CogitoErgoSometimes Sun 21-Oct-12 13:09:42

The man could have just as easily had a 'pop at elites' from the riverbank - although the idea that only posh people enjoy a rowing race after the mass support for the Team GB rowers in the Olympics is frankly laughable. Thousands of people take part in hundreds of protests each year perfectly legitimately & peacefully who never get arrested and never appear before a magistrate. He has been tried and convicted of causing a public nuisance. He took a risk that didn't pay off and he targeted the wrong event in the process.

edam Sun 21-Oct-12 13:23:13

It's the Oxford v. Cambridge Boat Race, it's nonsense to claim it isn't elitist!

FWIW, dh and I used to nip down from our flat to watch it. And we have plenty of friends who went to either one or the other university. But that doesn't make this man's protest illegitimate and it certainly doesn't make a six-month sentence just.

CogitoErgoSometimes Sun 21-Oct-12 14:24:53

His protest wasn't illegitimate it was irresponsible. If he'd chosen to lie down in the middle of M1 bringing that to a halt he'd have faced a similar prosecution. Finding all this mock indignation and 'all people who appear to be posh are bad' inverse snobbery very hard to stomach at the moment

CogitoErgoSometimes Sun 21-Oct-12 14:29:15

"When did putting yourself in danger and "spoiling the enjoyment of others" become a criminal offence? "

To answer that specific question... The definition of this offence, according to Archbold's Criminal Pleading and Practice, is as follows: “Every person is guilty of an offence at common law, known as public nuisance, who does an act not warranted by law, or omits to discharge a legal duty, if the effect of the act or omission is to endanger the life, health, property, morals, or comfort of the public, or to obstruct the public in the exercise or enjoyment of rights common to all Her Majesty's subjects.”

edam Sun 21-Oct-12 15:08:58

Remember Emily Davison, Cogito? Exactly the same arguments were used against her. Presumably you'd have been one of those condemning the suffragettes?

tiggytape Sun 21-Oct-12 15:16:55

That's a ridiculous comparison. This is about whether what he did crossed a line not about protesting in general.
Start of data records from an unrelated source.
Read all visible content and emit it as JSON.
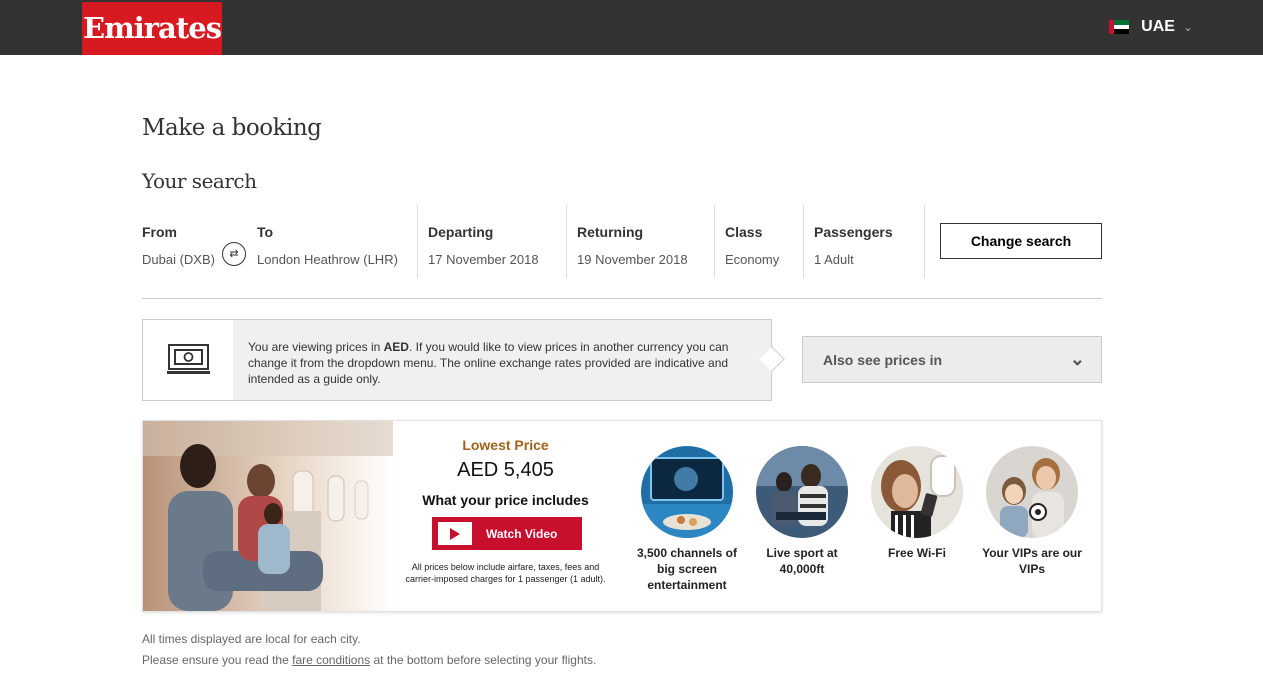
{
  "header": {
    "logo": "Emirates",
    "country": "UAE"
  },
  "page_title": "Make a booking",
  "search": {
    "title": "Your search",
    "from_label": "From",
    "from_value": "Dubai (DXB)",
    "to_label": "To",
    "to_value": "London Heathrow (LHR)",
    "departing_label": "Departing",
    "departing_value": "17 November 2018",
    "returning_label": "Returning",
    "returning_value": "19 November 2018",
    "class_label": "Class",
    "class_value": "Economy",
    "passengers_label": "Passengers",
    "passengers_value": "1 Adult",
    "change_button": "Change search"
  },
  "currency_notice": {
    "text_pre": "You are viewing prices in ",
    "currency": "AED",
    "text_post": ". If you would like to view prices in another currency you can change it from the dropdown menu. The online exchange rates provided are indicative and intended as a guide only."
  },
  "also_see": {
    "label": "Also see prices in"
  },
  "promo": {
    "lowest_label": "Lowest Price",
    "price": "AED 5,405",
    "includes_label": "What your price includes",
    "watch_label": "Watch Video",
    "fine_print": "All prices below include airfare, taxes, fees and carrier-imposed charges for 1 passenger (1 adult).",
    "features": [
      {
        "label": "3,500 channels of big screen entertainment"
      },
      {
        "label": "Live sport at 40,000ft"
      },
      {
        "label": "Free Wi-Fi"
      },
      {
        "label": "Your VIPs are our VIPs"
      }
    ]
  },
  "footer": {
    "line1": "All times displayed are local for each city.",
    "line2_pre": "Please ensure you read the ",
    "line2_link": "fare conditions",
    "line2_post": " at the bottom before selecting your flights."
  },
  "colors": {
    "brand_red": "#d71921",
    "header_bg": "#333333",
    "lowest_price": "#a0621c"
  }
}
The Suffragettes used bombing, explosives and arson as well as dangerous disruption as a method of protest but I don't think many people would say that was O.K. And even at the time, the more moderate suffragists thought that being so reckless only made their entire cause seem less worthy, slightly batty and less likley to win

CogitoErgoSometimes Sun 21-Oct-12 16:06:25

I agree that's a ridiculous comparison and an incorrect assumption.

edam Sun 21-Oct-12 17:54:48

The comparison is one you created, cogito: "His protest wasn't illegitimate it was irresponsible. If he'd chosen to lie down in the middle of M1 bringing that to a halt he'd have faced a similar prosecution."

Protesters do often cause disruption, that's the point. FWIW I'm not particularly sympathetic to this protest - seems a bit vague and chaotic - but I do object to the ludicrously severe sentence and to the idea espoused here that protest is illegitimate if it causes any disruption.

0liverb0liverbuttface Sun 21-Oct-12 19:54:51

I doubt you'd get far with your cause if you didn't disrupt something.

Obviously there has to have been something in law to 'hang it on' - but that doesn't make it right.

Cogito - the elite are currently wiping out large parts of the welfare state and many of our public services. That is a fact.

But I have never said anything about posh being bad...

Btw I do believe there needs to be welfare reform but not in the slash and burn way this government is approaching it.

MissM Mon 22-Oct-12 20:38:46

I'm more disgusted that he got six months for doing something stupid and pissing off a few people, and Justin Lee Collins got - what, eight months or whatever it was community service for seriously abusing his girlfriend.

Join the discussion

Join the discussion

Registering is free, easy, and means you can join in the discussion, get discounts, win prizes and lots more.

Register now